EXERCISE GOAL
Output the records exactly, and drop each picture.

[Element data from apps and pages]
* * *

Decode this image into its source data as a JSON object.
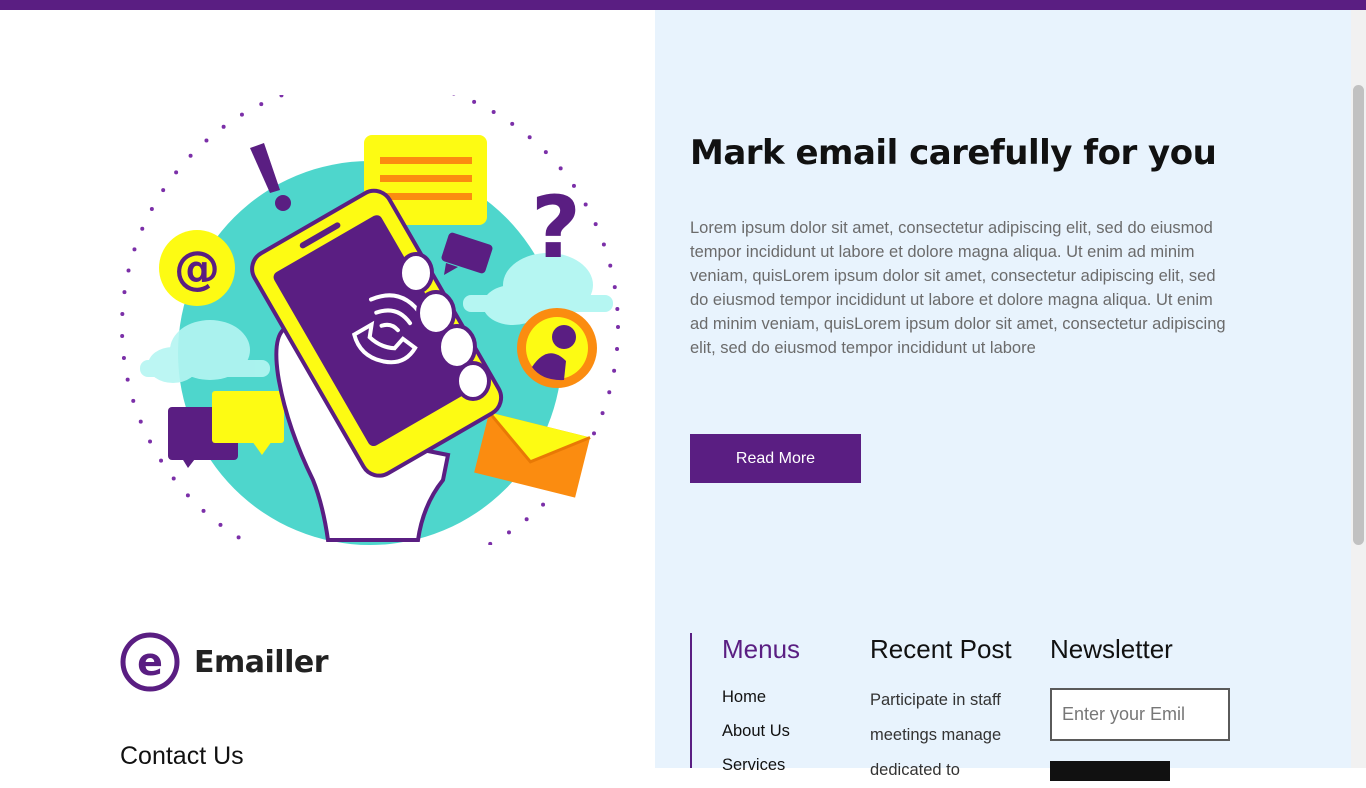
{
  "hero": {
    "title": "Mark email carefully for you",
    "body": "Lorem ipsum dolor sit amet, consectetur adipiscing elit, sed do eiusmod tempor incididunt ut labore et dolore magna aliqua. Ut enim ad minim veniam, quisLorem ipsum dolor sit amet, consectetur adipiscing elit, sed do eiusmod tempor incididunt ut labore et dolore magna aliqua. Ut enim ad minim veniam, quisLorem ipsum dolor sit amet, consectetur adipiscing elit, sed do eiusmod tempor incididunt ut labore",
    "read_more_label": "Read More"
  },
  "brand": {
    "logo_letter": "e",
    "name": "Emailler"
  },
  "footer": {
    "contact_title": "Contact Us",
    "menus": {
      "title": "Menus",
      "items": [
        "Home",
        "About Us",
        "Services"
      ]
    },
    "recent_post": {
      "title": "Recent Post",
      "text": "Participate in staff meetings manage dedicated to"
    },
    "newsletter": {
      "title": "Newsletter",
      "placeholder": "Enter your Emil"
    }
  },
  "illustration": {
    "at_symbol": "@",
    "question_mark": "?",
    "exclamation": "!"
  },
  "colors": {
    "primary": "#5a1e82",
    "panel_bg": "#e8f3fd",
    "teal": "#4ed6cc",
    "yellow": "#fdfb13",
    "orange": "#fb8c10"
  }
}
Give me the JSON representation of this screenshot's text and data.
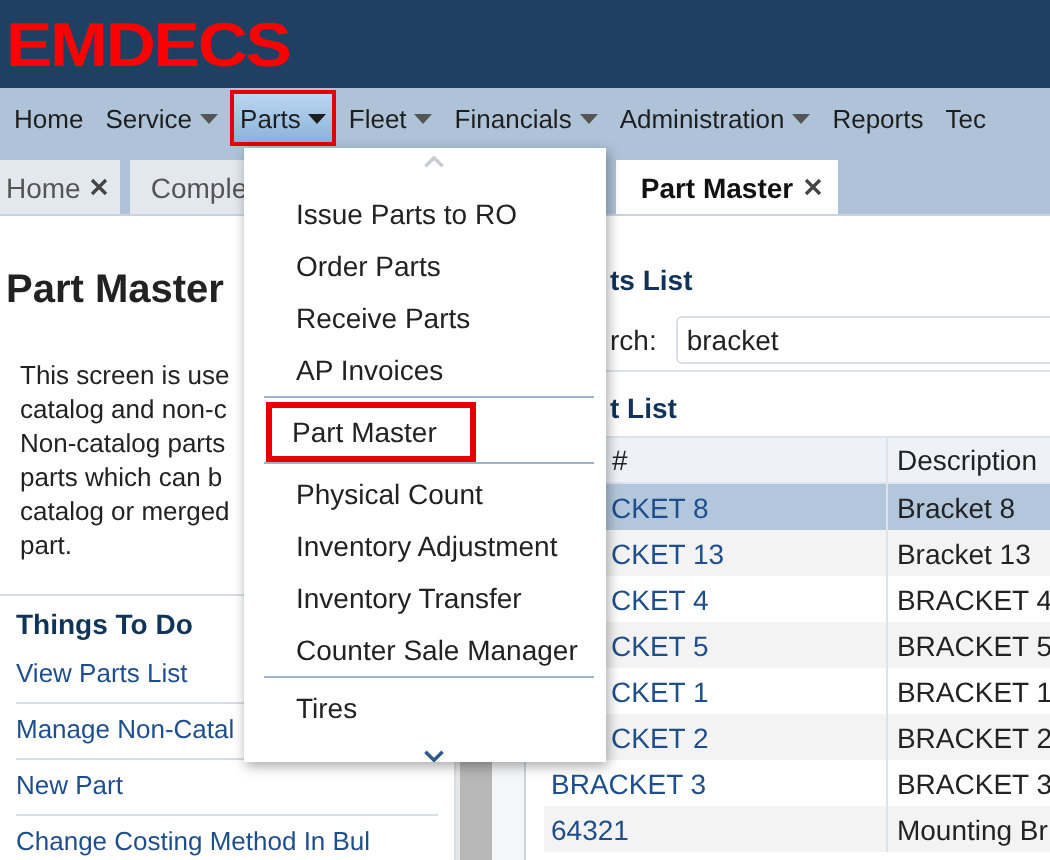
{
  "logo": "EMDECS",
  "nav": [
    {
      "label": "Home",
      "has_menu": false,
      "selected": false
    },
    {
      "label": "Service",
      "has_menu": true,
      "selected": false
    },
    {
      "label": "Parts",
      "has_menu": true,
      "selected": true
    },
    {
      "label": "Fleet",
      "has_menu": true,
      "selected": false
    },
    {
      "label": "Financials",
      "has_menu": true,
      "selected": false
    },
    {
      "label": "Administration",
      "has_menu": true,
      "selected": false
    },
    {
      "label": "Reports",
      "has_menu": false,
      "selected": false
    },
    {
      "label": "Tec",
      "has_menu": false,
      "selected": false
    }
  ],
  "tabs": [
    {
      "label": "Home",
      "selected": false,
      "closable": true
    },
    {
      "label": "Comple",
      "selected": false,
      "closable": false
    },
    {
      "label": "Part Master",
      "selected": true,
      "closable": true
    }
  ],
  "left_panel": {
    "title": "Part Master",
    "description_lines": [
      "This screen is use",
      "catalog and non-c",
      "Non-catalog parts",
      "parts which can b",
      "catalog or merged",
      "part."
    ],
    "things_to_do": {
      "title": "Things To Do",
      "links": [
        "View Parts List",
        "Manage Non-Catal",
        "New Part",
        "Change Costing Method In Bul"
      ]
    }
  },
  "right_panel": {
    "heading": "ts List",
    "search_label": "rch:",
    "search_value": "bracket",
    "list_heading": "t List",
    "table": {
      "columns": [
        "#",
        "Description"
      ],
      "rows": [
        {
          "cells": [
            "CKET 8",
            "Bracket 8"
          ],
          "selected": true
        },
        {
          "cells": [
            "CKET 13",
            "Bracket 13"
          ],
          "selected": false
        },
        {
          "cells": [
            "CKET 4",
            "BRACKET 4"
          ],
          "selected": false
        },
        {
          "cells": [
            "CKET 5",
            "BRACKET 5"
          ],
          "selected": false
        },
        {
          "cells": [
            "CKET 1",
            "BRACKET 1"
          ],
          "selected": false
        },
        {
          "cells": [
            "CKET 2",
            "BRACKET 2"
          ],
          "selected": false
        },
        {
          "cells": [
            "BRACKET 3",
            "BRACKET 3"
          ],
          "selected": false
        },
        {
          "cells": [
            "64321",
            "Mounting Br"
          ],
          "selected": false
        }
      ]
    }
  },
  "parts_menu": {
    "groups": [
      {
        "items": [
          {
            "label": "Issue Parts to RO",
            "selected": false
          },
          {
            "label": "Order Parts",
            "selected": false
          },
          {
            "label": "Receive Parts",
            "selected": false
          },
          {
            "label": "AP Invoices",
            "selected": false
          }
        ]
      },
      {
        "items": [
          {
            "label": "Part Master",
            "selected": true
          }
        ]
      },
      {
        "items": [
          {
            "label": "Physical Count",
            "selected": false
          },
          {
            "label": "Inventory Adjustment",
            "selected": false
          },
          {
            "label": "Inventory Transfer",
            "selected": false
          },
          {
            "label": "Counter Sale Manager",
            "selected": false
          }
        ]
      },
      {
        "items": [
          {
            "label": "Tires",
            "selected": false
          }
        ]
      }
    ]
  }
}
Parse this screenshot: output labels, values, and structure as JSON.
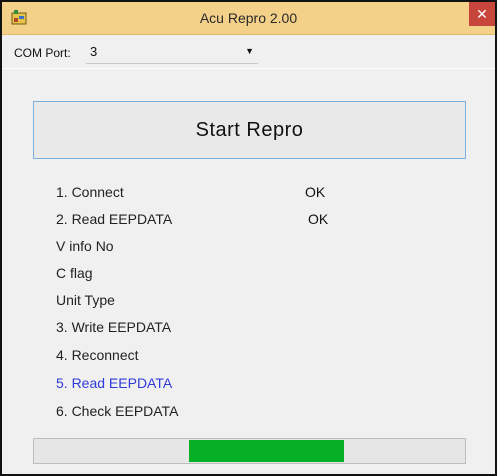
{
  "window": {
    "title": "Acu Repro 2.00",
    "close_glyph": "✕",
    "icon": "app-icon",
    "colors": {
      "titlebar": "#f4d189",
      "close": "#c8453c"
    }
  },
  "com_port": {
    "label": "COM Port:",
    "value": "3"
  },
  "start_button": {
    "label": "Start Repro"
  },
  "steps": [
    {
      "label": "1. Connect",
      "result": "OK"
    },
    {
      "label": "2. Read EEPDATA",
      "result": "OK"
    },
    {
      "label": "V info No",
      "result": ""
    },
    {
      "label": "C flag",
      "result": ""
    },
    {
      "label": "Unit Type",
      "result": ""
    },
    {
      "label": "3. Write EEPDATA",
      "result": ""
    },
    {
      "label": "4. Reconnect",
      "result": ""
    },
    {
      "label": "5. Read EEPDATA",
      "result": "",
      "active": true
    },
    {
      "label": "6. Check EEPDATA",
      "result": ""
    }
  ],
  "colors": {
    "active_step": "#2e3bd9",
    "progress": "#06b025"
  },
  "progress": {
    "start_fraction": 0.36,
    "end_fraction": 0.72
  }
}
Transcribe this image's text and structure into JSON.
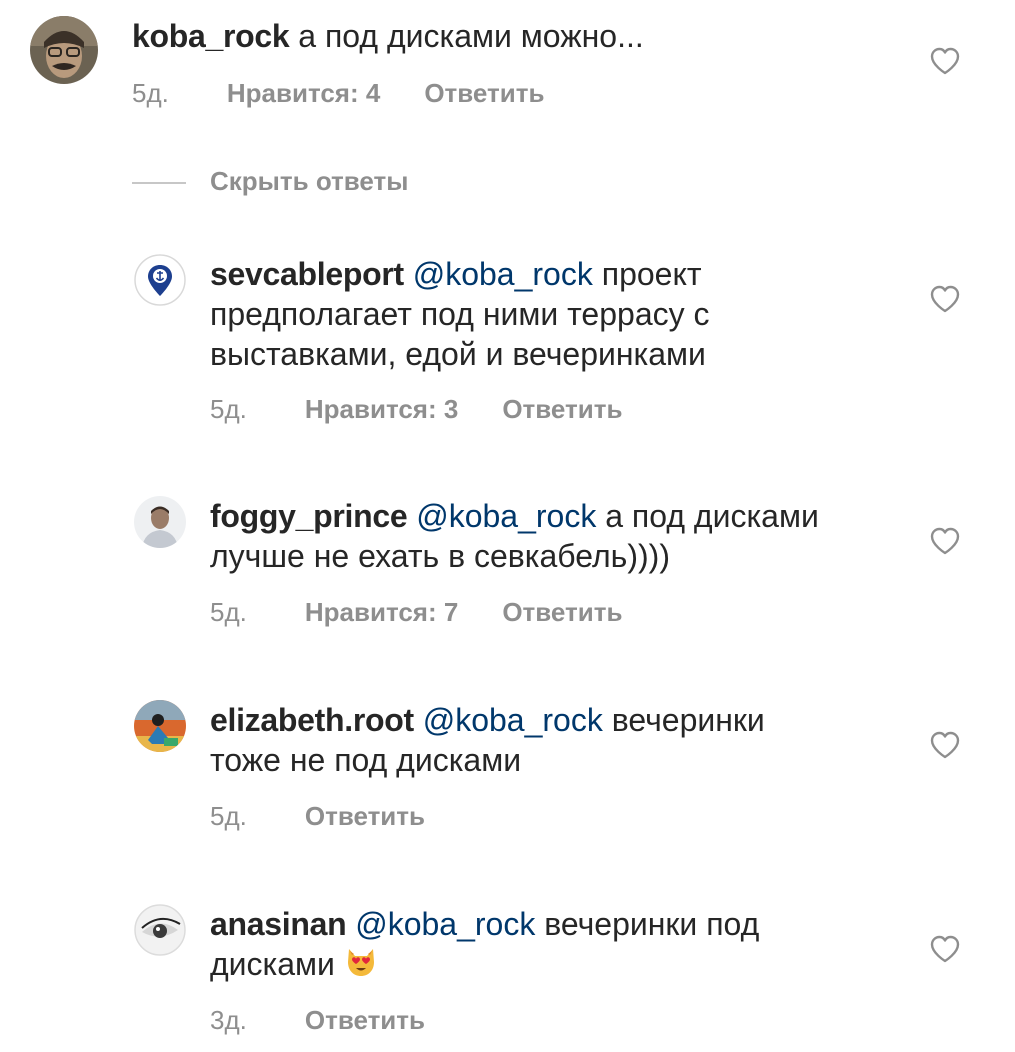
{
  "comments": [
    {
      "username": "koba_rock",
      "text": "а под дисками можно...",
      "time": "5д.",
      "likes": "Нравится: 4",
      "reply": "Ответить",
      "avatar_icon": "person-avatar-icon"
    },
    {
      "username": "sevcableport",
      "mention": "@koba_rock",
      "text_line1": " проект",
      "text_line2": "предполагает под ними террасу с",
      "text_line3": "выставками, едой и вечеринками",
      "time": "5д.",
      "likes": "Нравится: 3",
      "reply": "Ответить",
      "avatar_icon": "anchor-pin-icon"
    },
    {
      "username": "foggy_prince",
      "mention": "@koba_rock",
      "text_line1": " а под дисками",
      "text_line2": "лучше не ехать в севкабель))))",
      "time": "5д.",
      "likes": "Нравится: 7",
      "reply": "Ответить",
      "avatar_icon": "person-avatar-icon"
    },
    {
      "username": "elizabeth.root",
      "mention": "@koba_rock",
      "text_line1": " вечеринки",
      "text_line2": "тоже не под дисками",
      "time": "5д.",
      "reply": "Ответить",
      "avatar_icon": "person-avatar-icon"
    },
    {
      "username": "anasinan",
      "mention": "@koba_rock",
      "text_line1": " вечеринки под",
      "text_line2": "дисками ",
      "emoji": "heart-eyes-cat-emoji",
      "time": "3д.",
      "reply": "Ответить",
      "avatar_icon": "eye-avatar-icon"
    }
  ],
  "hide_replies_label": "Скрыть ответы",
  "colors": {
    "text": "#262626",
    "secondary": "#8e8e8e",
    "mention": "#00376b"
  }
}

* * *

RESPONSE AREA
Decode this image into its source data as a JSON object.
{
  "hero": {
    "title": "Mark email carefully for you",
    "body": "Lorem ipsum dolor sit amet, consectetur adipiscing elit, sed do eiusmod tempor incididunt ut labore et dolore magna aliqua. Ut enim ad minim veniam, quisLorem ipsum dolor sit amet, consectetur adipiscing elit, sed do eiusmod tempor incididunt ut labore et dolore magna aliqua. Ut enim ad minim veniam, quisLorem ipsum dolor sit amet, consectetur adipiscing elit, sed do eiusmod tempor incididunt ut labore",
    "read_more_label": "Read More"
  },
  "brand": {
    "logo_letter": "e",
    "name": "Emailler"
  },
  "footer": {
    "contact_title": "Contact Us",
    "menus": {
      "title": "Menus",
      "items": [
        "Home",
        "About Us",
        "Services"
      ]
    },
    "recent_post": {
      "title": "Recent Post",
      "text": "Participate in staff meetings manage dedicated to"
    },
    "newsletter": {
      "title": "Newsletter",
      "placeholder": "Enter your Emil"
    }
  },
  "illustration": {
    "at_symbol": "@",
    "question_mark": "?",
    "exclamation": "!"
  },
  "colors": {
    "primary": "#5a1e82",
    "panel_bg": "#e8f3fd",
    "teal": "#4ed6cc",
    "yellow": "#fdfb13",
    "orange": "#fb8c10"
  }
}
Give me the JSON representation of this screenshot's text and data.
{
  "logo": "EMDECS",
  "nav": [
    {
      "label": "Home",
      "has_menu": false,
      "selected": false
    },
    {
      "label": "Service",
      "has_menu": true,
      "selected": false
    },
    {
      "label": "Parts",
      "has_menu": true,
      "selected": true
    },
    {
      "label": "Fleet",
      "has_menu": true,
      "selected": false
    },
    {
      "label": "Financials",
      "has_menu": true,
      "selected": false
    },
    {
      "label": "Administration",
      "has_menu": true,
      "selected": false
    },
    {
      "label": "Reports",
      "has_menu": false,
      "selected": false
    },
    {
      "label": "Tec",
      "has_menu": false,
      "selected": false
    }
  ],
  "tabs": [
    {
      "label": "Home",
      "selected": false,
      "closable": true
    },
    {
      "label": "Comple",
      "selected": false,
      "closable": false
    },
    {
      "label": "Part Master",
      "selected": true,
      "closable": true
    }
  ],
  "left_panel": {
    "title": "Part Master",
    "description_lines": [
      "This screen is use",
      "catalog and non-c",
      "Non-catalog parts",
      "parts which can b",
      "catalog or merged",
      "part."
    ],
    "things_to_do": {
      "title": "Things To Do",
      "links": [
        "View Parts List",
        "Manage Non-Catal",
        "New Part",
        "Change Costing Method In Bul"
      ]
    }
  },
  "right_panel": {
    "heading": "ts List",
    "search_label": "rch:",
    "search_value": "bracket",
    "list_heading": "t List",
    "table": {
      "columns": [
        "#",
        "Description"
      ],
      "rows": [
        {
          "cells": [
            "CKET 8",
            "Bracket 8"
          ],
          "selected": true
        },
        {
          "cells": [
            "CKET 13",
            "Bracket 13"
          ],
          "selected": false
        },
        {
          "cells": [
            "CKET 4",
            "BRACKET 4"
          ],
          "selected": false
        },
        {
          "cells": [
            "CKET 5",
            "BRACKET 5"
          ],
          "selected": false
        },
        {
          "cells": [
            "CKET 1",
            "BRACKET 1"
          ],
          "selected": false
        },
        {
          "cells": [
            "CKET 2",
            "BRACKET 2"
          ],
          "selected": false
        },
        {
          "cells": [
            "BRACKET 3",
            "BRACKET 3"
          ],
          "selected": false
        },
        {
          "cells": [
            "64321",
            "Mounting Br"
          ],
          "selected": false
        }
      ]
    }
  },
  "parts_menu": {
    "groups": [
      {
        "items": [
          {
            "label": "Issue Parts to RO",
            "selected": false
          },
          {
            "label": "Order Parts",
            "selected": false
          },
          {
            "label": "Receive Parts",
            "selected": false
          },
          {
            "label": "AP Invoices",
            "selected": false
          }
        ]
      },
      {
        "items": [
          {
            "label": "Part Master",
            "selected": true
          }
        ]
      },
      {
        "items": [
          {
            "label": "Physical Count",
            "selected": false
          },
          {
            "label": "Inventory Adjustment",
            "selected": false
          },
          {
            "label": "Inventory Transfer",
            "selected": false
          },
          {
            "label": "Counter Sale Manager",
            "selected": false
          }
        ]
      },
      {
        "items": [
          {
            "label": "Tires",
            "selected": false
          }
        ]
      }
    ]
  }
}
Parse this screenshot: output labels, values, and structure as JSON.
{
  "window": {
    "title": "Acu Repro 2.00",
    "close_glyph": "✕",
    "icon": "app-icon",
    "colors": {
      "titlebar": "#f4d189",
      "close": "#c8453c"
    }
  },
  "com_port": {
    "label": "COM Port:",
    "value": "3"
  },
  "start_button": {
    "label": "Start Repro"
  },
  "steps": [
    {
      "label": "1. Connect",
      "result": "OK"
    },
    {
      "label": "2. Read EEPDATA",
      "result": "OK"
    },
    {
      "label": "V info No",
      "result": ""
    },
    {
      "label": "C flag",
      "result": ""
    },
    {
      "label": "Unit Type",
      "result": ""
    },
    {
      "label": "3. Write EEPDATA",
      "result": ""
    },
    {
      "label": "4. Reconnect",
      "result": ""
    },
    {
      "label": "5. Read EEPDATA",
      "result": "",
      "active": true
    },
    {
      "label": "6. Check EEPDATA",
      "result": ""
    }
  ],
  "colors": {
    "active_step": "#2e3bd9",
    "progress": "#06b025"
  },
  "progress": {
    "start_fraction": 0.36,
    "end_fraction": 0.72
  }
}
Transcribe this image's text and structure into JSON.
{
  "comments": [
    {
      "username": "koba_rock",
      "text": "а под дисками можно...",
      "time": "5д.",
      "likes": "Нравится: 4",
      "reply": "Ответить",
      "avatar_icon": "person-avatar-icon"
    },
    {
      "username": "sevcableport",
      "mention": "@koba_rock",
      "text_line1": " проект",
      "text_line2": "предполагает под ними террасу с",
      "text_line3": "выставками, едой и вечеринками",
      "time": "5д.",
      "likes": "Нравится: 3",
      "reply": "Ответить",
      "avatar_icon": "anchor-pin-icon"
    },
    {
      "username": "foggy_prince",
      "mention": "@koba_rock",
      "text_line1": " а под дисками",
      "text_line2": "лучше не ехать в севкабель))))",
      "time": "5д.",
      "likes": "Нравится: 7",
      "reply": "Ответить",
      "avatar_icon": "person-avatar-icon"
    },
    {
      "username": "elizabeth.root",
      "mention": "@koba_rock",
      "text_line1": " вечеринки",
      "text_line2": "тоже не под дисками",
      "time": "5д.",
      "reply": "Ответить",
      "avatar_icon": "person-avatar-icon"
    },
    {
      "username": "anasinan",
      "mention": "@koba_rock",
      "text_line1": " вечеринки под",
      "text_line2": "дисками ",
      "emoji": "heart-eyes-cat-emoji",
      "time": "3д.",
      "reply": "Ответить",
      "avatar_icon": "eye-avatar-icon"
    }
  ],
  "hide_replies_label": "Скрыть ответы",
  "colors": {
    "text": "#262626",
    "secondary": "#8e8e8e",
    "mention": "#00376b"
  }
}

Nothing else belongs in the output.